*Task requirements*. Your task is to copy every line of the entries that contains "balance".

Data entries:

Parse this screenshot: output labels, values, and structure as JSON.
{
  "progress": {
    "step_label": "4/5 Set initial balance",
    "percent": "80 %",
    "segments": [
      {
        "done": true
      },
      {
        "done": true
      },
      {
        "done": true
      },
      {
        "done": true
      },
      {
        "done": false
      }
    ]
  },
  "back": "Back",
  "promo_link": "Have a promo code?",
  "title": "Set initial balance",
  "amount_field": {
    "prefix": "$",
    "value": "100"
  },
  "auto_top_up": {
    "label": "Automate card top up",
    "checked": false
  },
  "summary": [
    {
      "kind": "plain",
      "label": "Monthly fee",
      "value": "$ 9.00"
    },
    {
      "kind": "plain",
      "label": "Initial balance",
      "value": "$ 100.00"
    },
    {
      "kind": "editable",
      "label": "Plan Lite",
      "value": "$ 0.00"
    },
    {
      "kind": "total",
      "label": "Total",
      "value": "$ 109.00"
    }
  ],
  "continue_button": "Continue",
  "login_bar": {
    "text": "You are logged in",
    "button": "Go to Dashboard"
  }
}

*Solution for this problem*.
    "step_label": "4/5 Set initial balance",
  "title": "Set initial balance",
      "label": "Initial balance",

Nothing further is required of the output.